Now, the layering part. This became a bit of a sticking issue. It seems there are two schools of en Baho makers, one of the All-the-Yucca-at-the-Bottom mind and the other of the Layer-Everything-Twice mind. Our consultants were split about fifty-fifty, and in the end we decided: the fattest yucca on the bottom layer and the skinnier ones the second time around. That meant starting from the bottom we layered: fat hunks of peeled yucca interspersed with peeled green plantain, then one layer of marinated meat, some chopped onions, garlic, sweet peppers, and mint sprigs if you like, then more yucca, plantains, meat, vegetables and finishing everything off with the unpeeled ripe plantains (some say yellow others say black, we went for yellow and they ended up soft and tangy sweet delicious). Finally pour all the remaining marinade and bitter or sweet orange juice over the top.The finished masterpiece…

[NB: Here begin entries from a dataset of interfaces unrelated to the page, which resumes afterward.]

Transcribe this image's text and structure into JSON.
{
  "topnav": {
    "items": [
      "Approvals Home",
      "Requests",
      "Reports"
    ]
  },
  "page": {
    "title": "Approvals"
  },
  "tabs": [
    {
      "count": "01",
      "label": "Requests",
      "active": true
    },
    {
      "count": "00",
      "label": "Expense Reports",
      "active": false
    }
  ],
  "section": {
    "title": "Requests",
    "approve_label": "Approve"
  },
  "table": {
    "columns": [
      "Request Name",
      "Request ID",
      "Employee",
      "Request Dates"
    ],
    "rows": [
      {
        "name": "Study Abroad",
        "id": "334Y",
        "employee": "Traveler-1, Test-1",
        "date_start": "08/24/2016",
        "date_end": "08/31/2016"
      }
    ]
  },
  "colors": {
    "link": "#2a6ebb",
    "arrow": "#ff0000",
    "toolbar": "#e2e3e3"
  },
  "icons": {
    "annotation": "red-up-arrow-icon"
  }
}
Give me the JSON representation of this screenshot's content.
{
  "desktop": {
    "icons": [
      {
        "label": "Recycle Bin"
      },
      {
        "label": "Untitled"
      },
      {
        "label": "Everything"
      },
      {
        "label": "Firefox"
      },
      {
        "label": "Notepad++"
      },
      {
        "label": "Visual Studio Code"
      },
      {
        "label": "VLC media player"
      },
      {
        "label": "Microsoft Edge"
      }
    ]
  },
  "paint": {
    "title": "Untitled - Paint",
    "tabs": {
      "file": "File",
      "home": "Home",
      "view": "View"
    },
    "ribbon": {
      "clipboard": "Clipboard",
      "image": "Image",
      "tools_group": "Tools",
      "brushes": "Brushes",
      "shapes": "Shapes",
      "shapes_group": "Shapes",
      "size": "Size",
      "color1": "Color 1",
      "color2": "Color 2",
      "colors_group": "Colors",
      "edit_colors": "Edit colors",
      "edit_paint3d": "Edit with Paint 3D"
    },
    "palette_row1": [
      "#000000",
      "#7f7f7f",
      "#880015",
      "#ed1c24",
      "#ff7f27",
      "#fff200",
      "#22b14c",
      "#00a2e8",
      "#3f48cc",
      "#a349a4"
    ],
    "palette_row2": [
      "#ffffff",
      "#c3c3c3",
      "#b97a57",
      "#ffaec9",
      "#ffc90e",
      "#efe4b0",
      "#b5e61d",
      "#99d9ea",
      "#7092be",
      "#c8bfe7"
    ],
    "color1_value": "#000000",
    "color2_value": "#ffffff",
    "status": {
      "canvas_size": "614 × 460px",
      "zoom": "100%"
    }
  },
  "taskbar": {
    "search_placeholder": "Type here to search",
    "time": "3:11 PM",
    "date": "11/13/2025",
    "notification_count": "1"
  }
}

…is covered up with the remaining plantain leafs…and firmly capped. We added boiling water – 3 liters – to the bottom. Better to pour it in the side along the outer edge of leaves, not over the top where it will wash off marinade. We chose to cook it over firewood, which even in the city is the standard for dishes as big as an en Baho. I’m pretty sure the small tin gas stove in the kitchen was not made for pots of food that weigh more than I do, nor is the size or our natural gas tank sufficient to keep it at a rolling boil for four hours.
The best part of this dish is that it is a ton of work which is completely done six hours before the party starts. Even unlike roast turkeys which need gravy and carving, there is no last-minute prep work. So I had the most relaxed set up for a party ever, with plenty of time to make the shredded cabbage, cucumber, tomato and carrot salad that is eaten with Carne en Baho, blow balloons up and even slip away and plant some seeds and garden for a bit before 2 pm. Just keep the fire going strong for four hours and battle the smoke which wants to fill the house and all our lungs.
When the first people showed up we opened the pot and the most amazing odor escaped. People lined up with plates and I was stuck serving for the first hour of the party, which also was a good way to say hi to everyone. The yucca had softened and absorbed the salty meatiness, the plantains were cooked perfectly, and the meat and fatty bits were tender. As it should be, it turned out to be a nearly bottomless pot which kept on feeding the masses until 9pm.